  Cublar code is stored in an infinite three-dimensional world addressed by Cartesian x, y, z coordinate triplets. On each coordinate point of the world, there may be a cube and/or an agent. If an agent reaches the same point as a cube, it opens the cube and executes its contents. Then travels on in the direction its register D is sending it to. If an agent is deactivated at a point where there is a cube, it executes the cube exactly once and does nothing until activated again; if this happens, it won’t execute this cube again before starting travelling.
  There may be an unlimited number of agents in the world, identified by integer numbers starting at 0. They are acting at the same time: at every given point of time, all active agents take a move in the direction shown by their register D and execute the contents of any cube found at their new position, but this doesn’t mean any change for any other agent. When all agents acted, a snap happens and the world changes for all of them.
  Creating and running a Cublar program means arranging the cubes and agents in the world and setting the register D of at least one of them to a nonzero value.
  Cubes are grouped into categories. Each category has an own color and covers one or more statements. However, cubes can be also painted to colors, but this won’t alter their contents.
  Abbreviations used in the following descriptions:

#the contents of the cube
A, C etc.a register of the agent
*A, *C etc.a register of another agent whose ID is in register C
$placeholder for the name of any register
Black – empty
No contents, no execution, agents travel through empty space by one cube per snap.
White – data storage
LOADloads # to A (this type of cube contains a number)
Red – register manipulation
ATOC, ATOX, ATOY, ATOZmoves the contents of A to another register
Orange – arithmetics
Yellow – navigation
RIGHTD cycles on X, Y, Z, sign doesn’t change
LEFTD cycles on Z, Y, X, sign doesn’t change
Green – communication
SEND$sends A to the register $ of agent *C (modifying their position registers may be dangerous while they’re active since you can modify only one coordinate at a time!)
GET$reads register $ of agent *C into A
Cyan – output (statements here have a meaning only if the Cublar world is visualized)
PAINTpaints the cube at registers X, Y, Z to color C; this won’t change any statement that may be there
LOOKpoints the camera to this agent, looking towards point X, Y, Z; upwards direction is in D (camera won’t move until another LOOK statement is found, but any changes in the world are shown)
Blue – program alteration
SETwrites a statement at cube X, Y, Z; the code of the command is in C; if it’s a LOAD statement, the value is in A; will change the color of the cube along with the statement
Purple – file handling
WRITEwrites register A to the output file; output format is controlled by C
READreads register A from the input file; input format is controlled by C
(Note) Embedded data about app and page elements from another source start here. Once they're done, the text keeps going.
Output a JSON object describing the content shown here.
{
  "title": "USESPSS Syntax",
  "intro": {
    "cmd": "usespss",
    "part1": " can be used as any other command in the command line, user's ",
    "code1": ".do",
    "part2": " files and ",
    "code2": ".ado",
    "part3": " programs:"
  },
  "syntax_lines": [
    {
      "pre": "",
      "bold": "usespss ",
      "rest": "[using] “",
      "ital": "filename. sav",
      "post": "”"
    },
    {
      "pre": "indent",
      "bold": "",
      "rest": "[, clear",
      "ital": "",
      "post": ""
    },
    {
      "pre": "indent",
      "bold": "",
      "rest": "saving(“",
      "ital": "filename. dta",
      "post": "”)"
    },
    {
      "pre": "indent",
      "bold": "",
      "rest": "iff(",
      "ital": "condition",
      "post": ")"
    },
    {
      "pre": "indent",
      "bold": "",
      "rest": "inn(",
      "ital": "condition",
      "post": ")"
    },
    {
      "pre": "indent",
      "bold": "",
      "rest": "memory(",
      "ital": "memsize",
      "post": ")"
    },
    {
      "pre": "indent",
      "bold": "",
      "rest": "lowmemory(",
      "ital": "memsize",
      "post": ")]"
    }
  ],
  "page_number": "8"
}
Gray – control structures
REMARKin a single snap, the agent travels in a straight line to the next REMARK cube, skipping anything along the way
LEFTIF, RIGHTIFif A!=0 execute a LEFT or RIGHT statement, respectively